a few unrelated things have rubbed together in an unexpected way.
Firstly I see via Journalista that my old pal Phil Elliott is posting his earliest material online: "This could almost be considered one of the founding documents of the U.K. small-press movement of the 1980s, I suspect. Here’s the complete minicomic introducing one of the most well-regarded series from that period, Elliott’s Tales of Gimbley." He's putting them up in sequence, a new one each day.
This coincides with a month of broadcasts/podcasts AT RESONANCE 104.4 FM devoted to myself in a program titled Panel Borders. It includes a good interview withAlan Moore just about From Hell and A Disease of Language.

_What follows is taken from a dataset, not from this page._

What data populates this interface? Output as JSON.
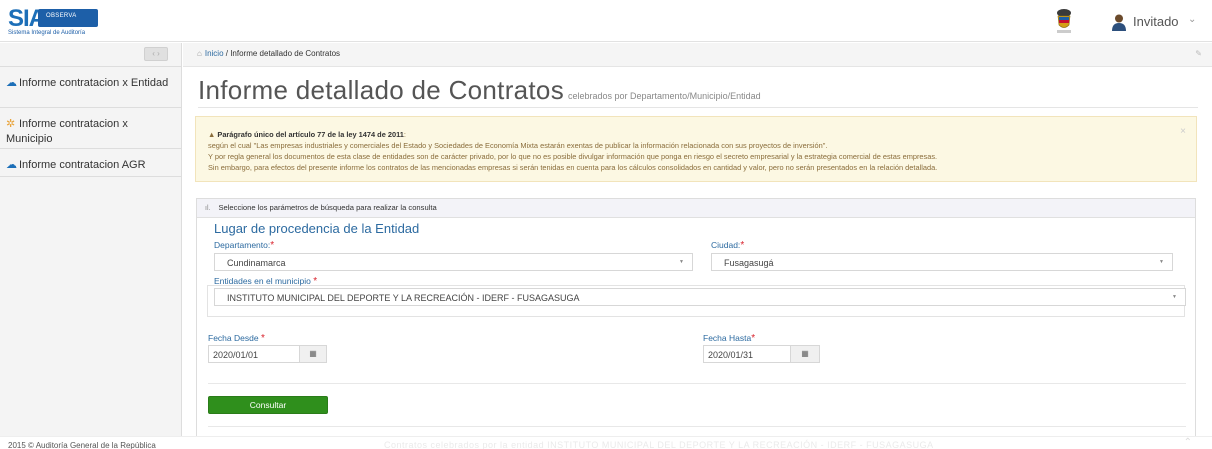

There are a couple of anecdotal details in there that I didn't know about. The first of these podcasts catches me and Paul Gravett in a Nottingham pub on my recent visit to Blighty, in which we are queried at some length about the first British comics small press scene by Alex Fitch and Oli Smith, who has an interest in the subject on account of casting himself as the reviver of said scene.
I've become wary of talking too much about the '80s small press thing, in the same way that I decided not to contribute a reminiscence about the '90s self publishing thing when Jeff Smith was rounding them up recently. It would be too easy to be smug and make it sound like a bigger event than it was. I haven't worked out a theory or an official summary of events (leaving aside the fictionalized version in How to be an Artist). On the other hand, most accounts of the situation are usually incorrect. I once took issue with Roger Sabin's version, of which it was not so bad that it was incorrect as that he trotted it out more than once with only slight variations.
The thing about the original small press comics scene is that there was a seeking to make comics into a kind of café thing. The exciting challenge was to make the medium interact with the regular passing parade. Objects were creatively undefined, and poetry music and mail-art were in the mix. Getting an exhibition in a coffee house or a Mayfair gallery, or a review or interview in the music press or in an arts context, or selling stuff at the Saturday open air market or at CND rallies were a few of our opportunities to connect, as I recall. In the end this all failed and the subject got stripped down to its least interesting components and sucked into the vortex of comic books (meaning the American idiom) which I regarded as the enemy then and still do now (elsewhere referred to, by me, as the great extravaganza of baloney). I'm worried I may have said something in that interview (above) to the effect that Paul Grist is an example of an artist who has managed to eke out a living from his art but that he is not as original now as he was in his first small press outings. I did not make it clear that I apply the same criticism to most of my own work since then too, and that it is in fact a general principle in the matter of making a living from art; the longer you commit to it the more it will wear you down. But my point was to indicate a successful artist who had come out of the small press milieu, before I confused the issue.
In this 2005 interview with Phil Elliott, Phil shows an old photo that brought back the spirit of 1982. There was a nucleus of folk who had connected in different ways, but mostly through Paul Gravett as old high school chums (I don't think there was any residue from his time at Cambridge). Paul found me in late 1981 showing my wares in an Amateur Press association, which really wasn't the place for them but I was frustrated and without a way forward, and he found Glenn Dakin doing a regular twice-monthly page in his college paper in Manchester, and he drew our attention to many other things happening, like the VIz guys turning out their scurrilous comic paper from a bedroom in Newcastle and taking it to sell at the local pub. It would later sell millions and be Britain's third biggest selling magazine after the two TV guides (the rest of the top ten were all womens' magazines, needless to say.) And stuff happening in other countries, Lat in Malaysia, Chester Brown in Canada etc. etc. Paul's contribution, prior to actually publishing the groundbreaking Escape magazine (and eight or nine Escape albums) I mean, was knowing what was going on and where.
The photo shows Phil Elliott and Ed Hillyer as bookends, both of whom I have worked with over extended periods and in the middle is Jerry Thackray, alias Everett True, who was very much a part of the early scene, though I was never sure what he was going to amount to. He is "best known by many music fans as the man who introduced Courtney Love to Kurt Cobain in 1991." he turned up in my neck of the woods recently:
LEGENDARY British music critic Everett True has rankled the local music industry with a scathing attack on Australian street press, accusing local writers of going too soft on Aussie bands.Hey, True, if you're still in the vicinity, drop me a line.
"Australians don't have much respect for the music press - it runs counter to their culture. Australian rock is all about 'Good on ya, mate - well done for getting up on stage and switching that amplifier on'," True writes in his blog.
"The idea of anyone actually daring to criticise musicians for the sound they make is almost heresy. Everyone is treated equally, which means no knocking anyone back, however great the temptation (that'll be why Australian rock is best known to the outside world for such musical abominations as Silverchair, The Vines and Savage Garden)."
Labels: British small press scene